Provided data below:

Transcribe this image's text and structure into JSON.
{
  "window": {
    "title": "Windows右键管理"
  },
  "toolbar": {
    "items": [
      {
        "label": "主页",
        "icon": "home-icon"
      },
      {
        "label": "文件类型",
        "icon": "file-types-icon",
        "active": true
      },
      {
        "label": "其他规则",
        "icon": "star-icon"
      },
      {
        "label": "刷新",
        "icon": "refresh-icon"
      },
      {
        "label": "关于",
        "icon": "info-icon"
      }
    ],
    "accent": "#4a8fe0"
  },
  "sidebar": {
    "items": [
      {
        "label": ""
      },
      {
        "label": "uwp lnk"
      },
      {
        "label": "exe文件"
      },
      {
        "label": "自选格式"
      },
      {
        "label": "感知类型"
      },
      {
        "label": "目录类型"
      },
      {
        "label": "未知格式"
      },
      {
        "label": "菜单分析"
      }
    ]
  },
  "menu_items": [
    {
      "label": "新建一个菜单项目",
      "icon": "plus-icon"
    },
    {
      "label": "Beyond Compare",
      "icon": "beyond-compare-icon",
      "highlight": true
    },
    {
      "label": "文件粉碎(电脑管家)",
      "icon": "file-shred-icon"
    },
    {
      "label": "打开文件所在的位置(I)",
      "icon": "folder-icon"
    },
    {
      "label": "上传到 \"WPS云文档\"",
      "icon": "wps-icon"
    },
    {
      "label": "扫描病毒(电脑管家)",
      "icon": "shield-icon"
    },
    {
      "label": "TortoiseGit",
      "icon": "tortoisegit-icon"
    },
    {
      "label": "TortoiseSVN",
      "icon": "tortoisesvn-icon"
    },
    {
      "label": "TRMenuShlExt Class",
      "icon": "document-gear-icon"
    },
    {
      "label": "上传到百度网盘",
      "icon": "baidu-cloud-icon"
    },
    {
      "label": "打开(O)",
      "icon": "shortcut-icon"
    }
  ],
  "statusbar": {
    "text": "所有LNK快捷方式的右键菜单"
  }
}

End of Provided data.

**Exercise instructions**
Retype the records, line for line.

**Written reply**
Transcribe this image's text and structure into JSON.
{
  "window": {
    "title": "Windows右键管理"
  },
  "toolbar": {
    "items": [
      {
        "label": "主页",
        "icon": "home-icon"
      },
      {
        "label": "文件类型",
        "icon": "file-types-icon",
        "active": true
      },
      {
        "label": "其他规则",
        "icon": "star-icon"
      },
      {
        "label": "刷新",
        "icon": "refresh-icon"
      },
      {
        "label": "关于",
        "icon": "info-icon"
      }
    ],
    "accent": "#4a8fe0"
  },
  "sidebar": {
    "items": [
      {
        "label": ""
      },
      {
        "label": "uwp lnk"
      },
      {
        "label": "exe文件"
      },
      {
        "label": "自选格式"
      },
      {
        "label": "感知类型"
      },
      {
        "label": "目录类型"
      },
      {
        "label": "未知格式"
      },
      {
        "label": "菜单分析"
      }
    ]
  },
  "menu_items": [
    {
      "label": "新建一个菜单项目",
      "icon": "plus-icon"
    },
    {
      "label": "Beyond Compare",
      "icon": "beyond-compare-icon",
      "highlight": true
    },
    {
      "label": "文件粉碎(电脑管家)",
      "icon": "file-shred-icon"
    },
    {
      "label": "打开文件所在的位置(I)",
      "icon": "folder-icon"
    },
    {
      "label": "上传到 \"WPS云文档\"",
      "icon": "wps-icon"
    },
    {
      "label": "扫描病毒(电脑管家)",
      "icon": "shield-icon"
    },
    {
      "label": "TortoiseGit",
      "icon": "tortoisegit-icon"
    },
    {
      "label": "TortoiseSVN",
      "icon": "tortoisesvn-icon"
    },
    {
      "label": "TRMenuShlExt Class",
      "icon": "document-gear-icon"
    },
    {
      "label": "上传到百度网盘",
      "icon": "baidu-cloud-icon"
    },
    {
      "label": "打开(O)",
      "icon": "shortcut-icon"
    }
  ],
  "statusbar": {
    "text": "所有LNK快捷方式的右键菜单"
  }
}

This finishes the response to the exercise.